__Work instructions__: For each line of the data below that contains "screenshot", return that line.

⁂

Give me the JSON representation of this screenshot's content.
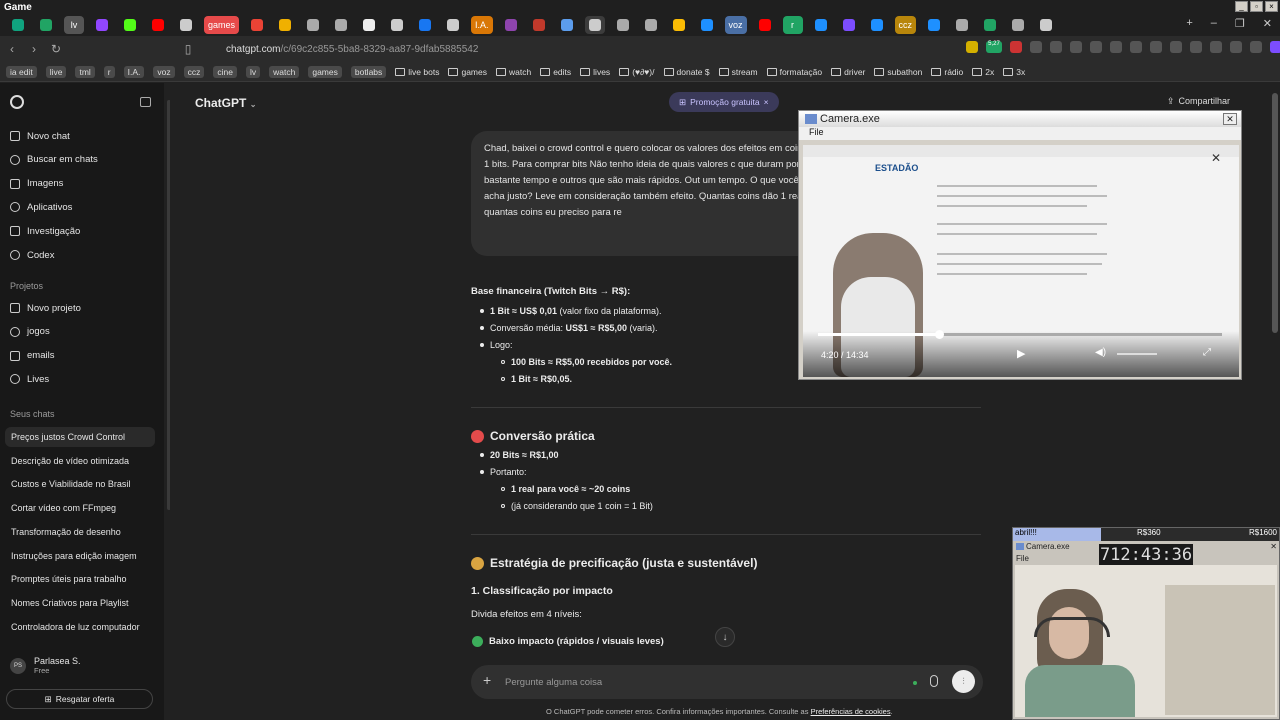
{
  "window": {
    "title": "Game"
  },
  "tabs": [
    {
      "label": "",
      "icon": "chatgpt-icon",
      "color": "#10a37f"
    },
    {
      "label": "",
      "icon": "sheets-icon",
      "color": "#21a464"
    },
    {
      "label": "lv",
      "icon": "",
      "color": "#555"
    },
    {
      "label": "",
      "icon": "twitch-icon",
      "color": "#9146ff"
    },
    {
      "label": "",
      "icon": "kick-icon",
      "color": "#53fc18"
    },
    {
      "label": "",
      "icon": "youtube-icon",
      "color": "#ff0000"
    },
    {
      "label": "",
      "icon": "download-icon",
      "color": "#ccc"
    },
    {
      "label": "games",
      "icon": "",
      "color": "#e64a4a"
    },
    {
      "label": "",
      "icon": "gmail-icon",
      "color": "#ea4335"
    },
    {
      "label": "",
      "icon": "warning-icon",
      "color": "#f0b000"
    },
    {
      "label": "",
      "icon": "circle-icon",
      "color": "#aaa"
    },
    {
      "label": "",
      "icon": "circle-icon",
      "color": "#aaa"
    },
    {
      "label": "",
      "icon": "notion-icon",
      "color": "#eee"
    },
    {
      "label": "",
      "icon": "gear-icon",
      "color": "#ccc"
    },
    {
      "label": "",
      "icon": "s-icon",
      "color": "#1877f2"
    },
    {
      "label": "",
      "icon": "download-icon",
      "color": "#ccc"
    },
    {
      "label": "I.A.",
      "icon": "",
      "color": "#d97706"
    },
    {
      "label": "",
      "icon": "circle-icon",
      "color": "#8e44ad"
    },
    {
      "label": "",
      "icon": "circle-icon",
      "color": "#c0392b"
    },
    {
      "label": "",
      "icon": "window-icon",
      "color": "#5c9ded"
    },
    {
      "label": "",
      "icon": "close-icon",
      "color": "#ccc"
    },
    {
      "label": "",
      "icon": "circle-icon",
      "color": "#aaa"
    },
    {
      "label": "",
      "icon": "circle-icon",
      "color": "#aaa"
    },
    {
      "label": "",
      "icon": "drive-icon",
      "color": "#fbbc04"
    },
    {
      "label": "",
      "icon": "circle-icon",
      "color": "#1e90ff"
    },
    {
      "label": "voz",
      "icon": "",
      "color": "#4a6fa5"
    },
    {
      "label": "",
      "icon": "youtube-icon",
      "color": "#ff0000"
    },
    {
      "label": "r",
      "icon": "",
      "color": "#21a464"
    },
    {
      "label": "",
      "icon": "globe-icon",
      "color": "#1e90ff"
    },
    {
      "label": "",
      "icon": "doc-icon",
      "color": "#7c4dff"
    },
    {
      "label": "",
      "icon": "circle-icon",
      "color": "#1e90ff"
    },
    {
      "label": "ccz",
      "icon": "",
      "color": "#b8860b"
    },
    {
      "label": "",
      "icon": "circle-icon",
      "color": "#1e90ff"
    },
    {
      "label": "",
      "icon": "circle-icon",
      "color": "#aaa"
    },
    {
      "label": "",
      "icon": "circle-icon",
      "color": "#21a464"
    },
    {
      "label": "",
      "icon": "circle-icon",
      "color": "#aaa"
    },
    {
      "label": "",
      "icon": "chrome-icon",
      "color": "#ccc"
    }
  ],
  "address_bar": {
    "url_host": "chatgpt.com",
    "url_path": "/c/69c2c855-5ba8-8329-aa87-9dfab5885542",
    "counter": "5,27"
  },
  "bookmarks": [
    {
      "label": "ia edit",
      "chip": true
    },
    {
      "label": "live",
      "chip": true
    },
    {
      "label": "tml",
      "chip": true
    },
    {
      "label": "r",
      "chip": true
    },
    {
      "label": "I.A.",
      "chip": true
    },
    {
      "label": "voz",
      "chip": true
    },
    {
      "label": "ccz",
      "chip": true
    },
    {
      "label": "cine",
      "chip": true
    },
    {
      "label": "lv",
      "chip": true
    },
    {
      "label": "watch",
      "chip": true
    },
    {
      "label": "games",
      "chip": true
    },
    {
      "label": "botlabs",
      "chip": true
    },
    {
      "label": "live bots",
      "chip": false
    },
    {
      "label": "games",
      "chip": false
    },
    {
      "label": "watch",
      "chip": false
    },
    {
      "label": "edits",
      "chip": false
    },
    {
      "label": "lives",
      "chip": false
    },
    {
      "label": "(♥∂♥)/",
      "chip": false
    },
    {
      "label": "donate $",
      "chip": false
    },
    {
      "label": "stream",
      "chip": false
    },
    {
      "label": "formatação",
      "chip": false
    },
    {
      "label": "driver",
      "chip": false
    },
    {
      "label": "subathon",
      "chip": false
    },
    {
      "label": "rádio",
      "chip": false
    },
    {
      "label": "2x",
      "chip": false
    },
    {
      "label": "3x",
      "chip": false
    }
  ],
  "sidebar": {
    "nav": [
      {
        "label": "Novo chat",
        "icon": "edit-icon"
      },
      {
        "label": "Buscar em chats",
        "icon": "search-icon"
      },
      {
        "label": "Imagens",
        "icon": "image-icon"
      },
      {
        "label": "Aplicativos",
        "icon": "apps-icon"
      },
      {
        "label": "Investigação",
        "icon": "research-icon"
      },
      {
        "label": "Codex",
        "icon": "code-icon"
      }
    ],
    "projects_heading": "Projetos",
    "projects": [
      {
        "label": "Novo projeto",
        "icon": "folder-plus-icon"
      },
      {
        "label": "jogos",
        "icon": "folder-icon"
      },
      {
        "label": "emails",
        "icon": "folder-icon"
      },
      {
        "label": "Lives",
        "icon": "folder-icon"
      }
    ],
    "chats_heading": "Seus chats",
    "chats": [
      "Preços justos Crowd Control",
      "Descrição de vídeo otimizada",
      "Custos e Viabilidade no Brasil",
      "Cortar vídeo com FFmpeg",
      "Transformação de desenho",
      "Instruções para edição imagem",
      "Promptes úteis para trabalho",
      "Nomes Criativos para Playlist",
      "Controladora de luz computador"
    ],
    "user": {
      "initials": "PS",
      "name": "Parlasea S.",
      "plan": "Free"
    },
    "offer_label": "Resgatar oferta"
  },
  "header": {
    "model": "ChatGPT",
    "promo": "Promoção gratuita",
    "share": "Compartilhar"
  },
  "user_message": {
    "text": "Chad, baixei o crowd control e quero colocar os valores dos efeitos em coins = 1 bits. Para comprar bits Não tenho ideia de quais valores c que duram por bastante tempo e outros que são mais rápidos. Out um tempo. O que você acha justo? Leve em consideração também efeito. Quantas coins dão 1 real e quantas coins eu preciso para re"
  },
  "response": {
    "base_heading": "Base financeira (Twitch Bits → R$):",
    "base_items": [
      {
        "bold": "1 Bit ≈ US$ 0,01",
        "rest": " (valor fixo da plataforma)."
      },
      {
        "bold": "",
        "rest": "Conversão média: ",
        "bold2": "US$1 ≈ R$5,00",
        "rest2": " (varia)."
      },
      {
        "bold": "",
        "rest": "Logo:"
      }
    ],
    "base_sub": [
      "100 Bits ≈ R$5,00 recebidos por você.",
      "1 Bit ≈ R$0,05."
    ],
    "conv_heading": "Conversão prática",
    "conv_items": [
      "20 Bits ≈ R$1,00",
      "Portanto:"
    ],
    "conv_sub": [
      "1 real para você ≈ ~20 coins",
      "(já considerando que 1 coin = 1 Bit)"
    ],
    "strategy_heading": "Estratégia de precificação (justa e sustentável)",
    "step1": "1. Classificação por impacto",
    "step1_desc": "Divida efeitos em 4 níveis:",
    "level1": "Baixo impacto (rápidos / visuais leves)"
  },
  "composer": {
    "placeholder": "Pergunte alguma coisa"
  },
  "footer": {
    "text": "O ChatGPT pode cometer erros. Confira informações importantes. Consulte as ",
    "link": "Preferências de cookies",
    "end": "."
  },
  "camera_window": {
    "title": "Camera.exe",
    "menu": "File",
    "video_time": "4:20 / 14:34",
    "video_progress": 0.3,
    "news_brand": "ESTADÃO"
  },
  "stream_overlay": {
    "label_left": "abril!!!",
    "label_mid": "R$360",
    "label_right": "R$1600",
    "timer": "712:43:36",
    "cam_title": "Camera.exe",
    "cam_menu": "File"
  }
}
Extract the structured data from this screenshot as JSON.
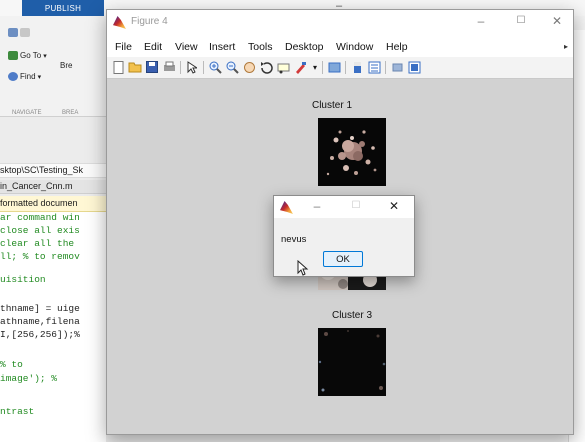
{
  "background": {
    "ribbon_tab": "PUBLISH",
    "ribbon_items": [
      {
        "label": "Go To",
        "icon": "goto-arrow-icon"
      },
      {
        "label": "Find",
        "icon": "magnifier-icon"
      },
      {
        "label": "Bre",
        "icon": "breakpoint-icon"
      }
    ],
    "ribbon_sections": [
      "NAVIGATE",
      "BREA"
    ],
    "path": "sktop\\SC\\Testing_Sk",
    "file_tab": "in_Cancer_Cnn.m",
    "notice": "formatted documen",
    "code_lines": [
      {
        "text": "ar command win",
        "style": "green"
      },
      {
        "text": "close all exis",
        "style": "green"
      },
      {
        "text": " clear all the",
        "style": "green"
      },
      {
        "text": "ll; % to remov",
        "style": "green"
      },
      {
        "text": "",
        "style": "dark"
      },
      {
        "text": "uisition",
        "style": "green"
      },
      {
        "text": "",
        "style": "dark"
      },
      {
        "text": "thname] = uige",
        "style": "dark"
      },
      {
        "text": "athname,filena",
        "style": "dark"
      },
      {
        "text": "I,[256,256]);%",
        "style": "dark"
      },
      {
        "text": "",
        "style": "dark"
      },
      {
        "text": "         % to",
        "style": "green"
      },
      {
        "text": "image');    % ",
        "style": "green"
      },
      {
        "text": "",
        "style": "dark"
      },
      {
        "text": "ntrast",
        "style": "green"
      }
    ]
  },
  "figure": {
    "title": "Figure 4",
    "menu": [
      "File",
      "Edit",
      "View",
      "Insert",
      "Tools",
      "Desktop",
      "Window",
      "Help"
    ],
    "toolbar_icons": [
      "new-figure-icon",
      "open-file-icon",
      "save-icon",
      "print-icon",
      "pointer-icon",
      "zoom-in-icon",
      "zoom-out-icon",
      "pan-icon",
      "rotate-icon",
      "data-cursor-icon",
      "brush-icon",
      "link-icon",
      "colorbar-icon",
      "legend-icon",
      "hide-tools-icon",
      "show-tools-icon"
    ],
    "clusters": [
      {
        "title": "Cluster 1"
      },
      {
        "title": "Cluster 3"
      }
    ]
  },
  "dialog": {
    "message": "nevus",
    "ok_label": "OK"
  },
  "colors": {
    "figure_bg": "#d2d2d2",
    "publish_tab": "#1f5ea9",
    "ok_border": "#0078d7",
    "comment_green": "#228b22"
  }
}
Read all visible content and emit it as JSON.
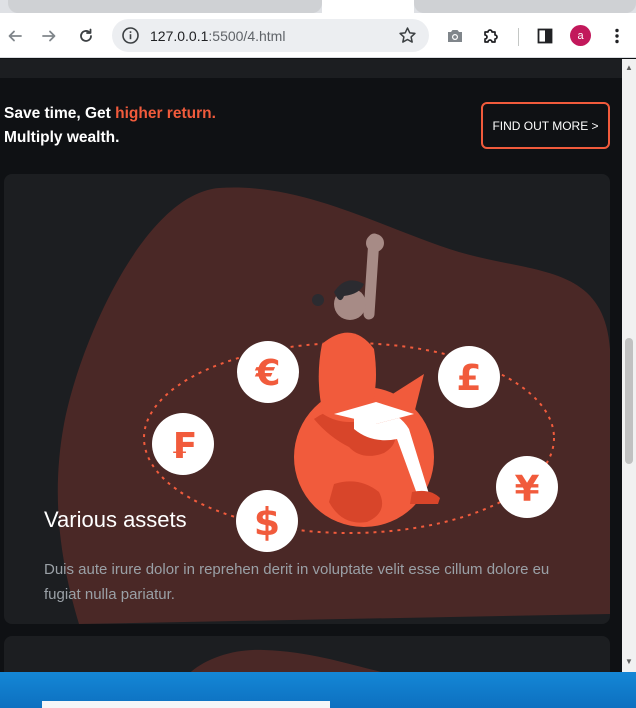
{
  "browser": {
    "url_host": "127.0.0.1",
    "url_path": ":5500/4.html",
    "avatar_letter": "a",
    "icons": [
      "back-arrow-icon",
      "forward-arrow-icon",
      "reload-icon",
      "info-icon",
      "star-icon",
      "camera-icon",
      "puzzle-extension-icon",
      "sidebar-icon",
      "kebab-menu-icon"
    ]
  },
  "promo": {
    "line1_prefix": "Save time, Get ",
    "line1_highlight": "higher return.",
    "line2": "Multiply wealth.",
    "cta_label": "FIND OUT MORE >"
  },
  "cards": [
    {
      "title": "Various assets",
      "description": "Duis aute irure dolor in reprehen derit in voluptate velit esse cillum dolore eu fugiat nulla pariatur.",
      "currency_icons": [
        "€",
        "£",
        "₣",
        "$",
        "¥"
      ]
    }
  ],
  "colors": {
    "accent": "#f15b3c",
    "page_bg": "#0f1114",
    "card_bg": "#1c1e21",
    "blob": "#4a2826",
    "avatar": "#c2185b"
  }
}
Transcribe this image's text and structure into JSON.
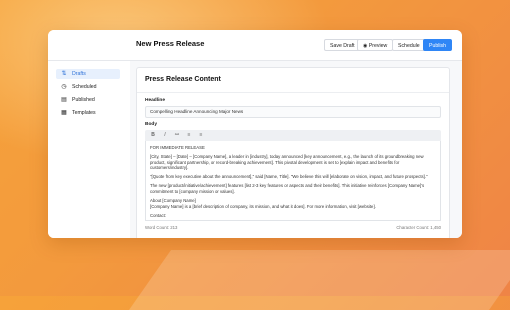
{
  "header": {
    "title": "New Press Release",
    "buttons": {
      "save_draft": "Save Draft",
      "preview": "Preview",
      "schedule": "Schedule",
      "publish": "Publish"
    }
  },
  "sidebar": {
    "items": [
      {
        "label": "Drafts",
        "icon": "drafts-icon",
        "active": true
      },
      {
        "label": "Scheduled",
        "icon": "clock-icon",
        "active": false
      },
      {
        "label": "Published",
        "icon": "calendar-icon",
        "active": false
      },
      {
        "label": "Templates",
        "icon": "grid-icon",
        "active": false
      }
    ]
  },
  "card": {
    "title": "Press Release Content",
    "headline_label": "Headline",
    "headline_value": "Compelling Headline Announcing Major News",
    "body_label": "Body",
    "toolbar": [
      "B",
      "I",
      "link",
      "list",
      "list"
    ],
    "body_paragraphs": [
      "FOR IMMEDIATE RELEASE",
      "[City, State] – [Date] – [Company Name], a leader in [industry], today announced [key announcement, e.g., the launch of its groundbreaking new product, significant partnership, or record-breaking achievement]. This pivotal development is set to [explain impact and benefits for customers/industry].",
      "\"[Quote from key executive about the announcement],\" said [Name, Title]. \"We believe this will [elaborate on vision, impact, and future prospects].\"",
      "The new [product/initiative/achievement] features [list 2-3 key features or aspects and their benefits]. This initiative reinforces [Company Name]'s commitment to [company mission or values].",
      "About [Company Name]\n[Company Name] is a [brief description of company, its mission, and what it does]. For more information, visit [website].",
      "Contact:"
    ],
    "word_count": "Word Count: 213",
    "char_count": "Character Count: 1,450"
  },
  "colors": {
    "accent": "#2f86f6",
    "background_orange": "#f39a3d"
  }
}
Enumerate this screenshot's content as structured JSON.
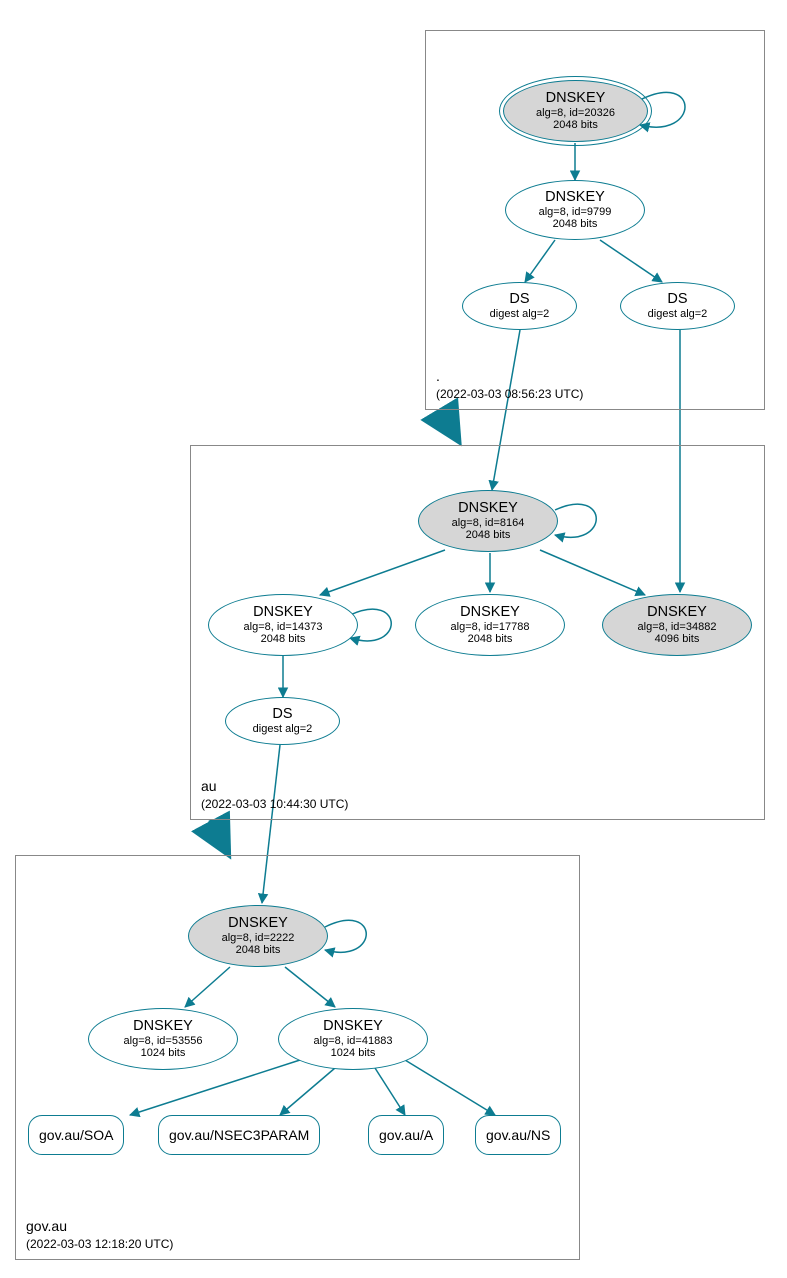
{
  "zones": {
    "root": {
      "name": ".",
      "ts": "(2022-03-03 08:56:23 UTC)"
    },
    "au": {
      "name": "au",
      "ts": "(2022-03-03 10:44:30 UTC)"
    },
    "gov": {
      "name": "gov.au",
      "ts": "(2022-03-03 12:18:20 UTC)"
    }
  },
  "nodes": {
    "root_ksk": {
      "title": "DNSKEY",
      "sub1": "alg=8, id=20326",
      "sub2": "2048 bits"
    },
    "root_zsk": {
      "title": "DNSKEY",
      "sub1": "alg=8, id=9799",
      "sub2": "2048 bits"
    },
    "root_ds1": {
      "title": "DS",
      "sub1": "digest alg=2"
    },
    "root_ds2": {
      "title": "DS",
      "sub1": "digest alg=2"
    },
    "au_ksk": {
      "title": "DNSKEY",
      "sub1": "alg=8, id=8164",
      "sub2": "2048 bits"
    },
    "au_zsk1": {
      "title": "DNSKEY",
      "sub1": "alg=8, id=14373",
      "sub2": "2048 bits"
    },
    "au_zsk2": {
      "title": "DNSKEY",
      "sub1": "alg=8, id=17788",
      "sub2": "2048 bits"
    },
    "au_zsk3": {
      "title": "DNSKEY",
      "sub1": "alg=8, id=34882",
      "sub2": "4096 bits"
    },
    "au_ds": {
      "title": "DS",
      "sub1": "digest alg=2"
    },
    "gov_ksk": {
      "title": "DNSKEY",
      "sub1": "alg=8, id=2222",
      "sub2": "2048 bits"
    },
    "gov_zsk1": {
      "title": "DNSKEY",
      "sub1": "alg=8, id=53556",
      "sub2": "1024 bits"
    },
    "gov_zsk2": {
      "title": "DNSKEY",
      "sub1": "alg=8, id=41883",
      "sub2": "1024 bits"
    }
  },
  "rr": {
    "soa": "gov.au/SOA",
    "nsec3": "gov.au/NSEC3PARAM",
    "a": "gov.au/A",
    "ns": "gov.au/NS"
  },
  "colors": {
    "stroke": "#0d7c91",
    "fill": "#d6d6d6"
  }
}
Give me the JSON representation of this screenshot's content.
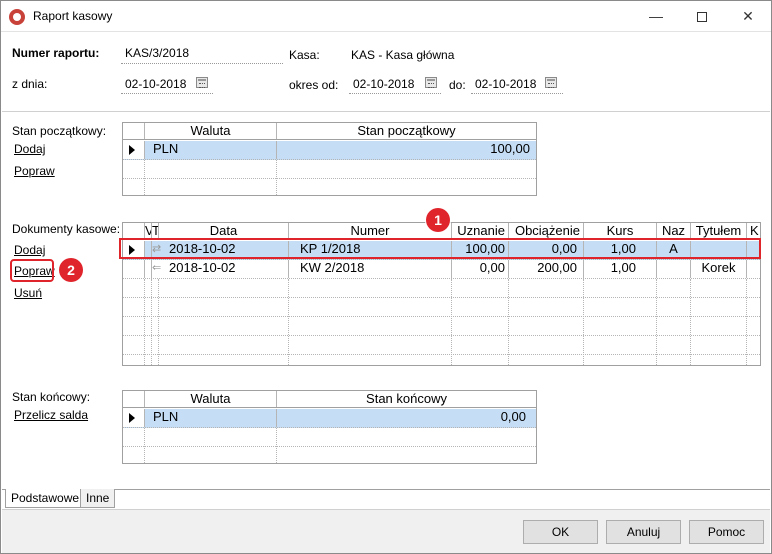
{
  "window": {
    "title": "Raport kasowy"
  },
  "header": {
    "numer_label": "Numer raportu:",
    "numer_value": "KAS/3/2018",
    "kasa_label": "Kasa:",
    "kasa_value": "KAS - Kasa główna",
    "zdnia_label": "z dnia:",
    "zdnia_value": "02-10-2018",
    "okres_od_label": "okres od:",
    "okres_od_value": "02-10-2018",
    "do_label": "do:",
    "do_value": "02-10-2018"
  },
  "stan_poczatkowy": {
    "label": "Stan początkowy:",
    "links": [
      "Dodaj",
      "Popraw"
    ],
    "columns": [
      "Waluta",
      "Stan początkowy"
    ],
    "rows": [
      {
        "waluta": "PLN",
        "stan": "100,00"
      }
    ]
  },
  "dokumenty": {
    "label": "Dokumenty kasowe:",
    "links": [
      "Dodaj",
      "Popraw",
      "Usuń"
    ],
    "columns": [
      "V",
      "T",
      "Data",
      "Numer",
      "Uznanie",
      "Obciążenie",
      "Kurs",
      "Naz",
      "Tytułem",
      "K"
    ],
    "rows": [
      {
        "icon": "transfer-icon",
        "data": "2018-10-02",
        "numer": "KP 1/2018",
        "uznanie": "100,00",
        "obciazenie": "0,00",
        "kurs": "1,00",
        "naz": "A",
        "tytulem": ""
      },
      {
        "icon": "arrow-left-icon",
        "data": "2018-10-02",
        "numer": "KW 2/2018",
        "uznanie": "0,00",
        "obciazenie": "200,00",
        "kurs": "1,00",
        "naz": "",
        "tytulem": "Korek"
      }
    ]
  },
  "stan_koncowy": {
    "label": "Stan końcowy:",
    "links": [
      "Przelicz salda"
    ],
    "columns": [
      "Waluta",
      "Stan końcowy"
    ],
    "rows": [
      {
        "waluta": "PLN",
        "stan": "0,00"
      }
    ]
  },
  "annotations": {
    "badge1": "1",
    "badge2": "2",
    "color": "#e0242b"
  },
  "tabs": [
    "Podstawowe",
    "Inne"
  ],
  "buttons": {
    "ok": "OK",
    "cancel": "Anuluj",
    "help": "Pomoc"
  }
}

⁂

__Completed task__:
Give me the JSON representation of this screenshot's content.
Extract the structured data from this screenshot as JSON.
Enumerate this screenshot's content as structured JSON.
Give me the JSON representation of this screenshot's content.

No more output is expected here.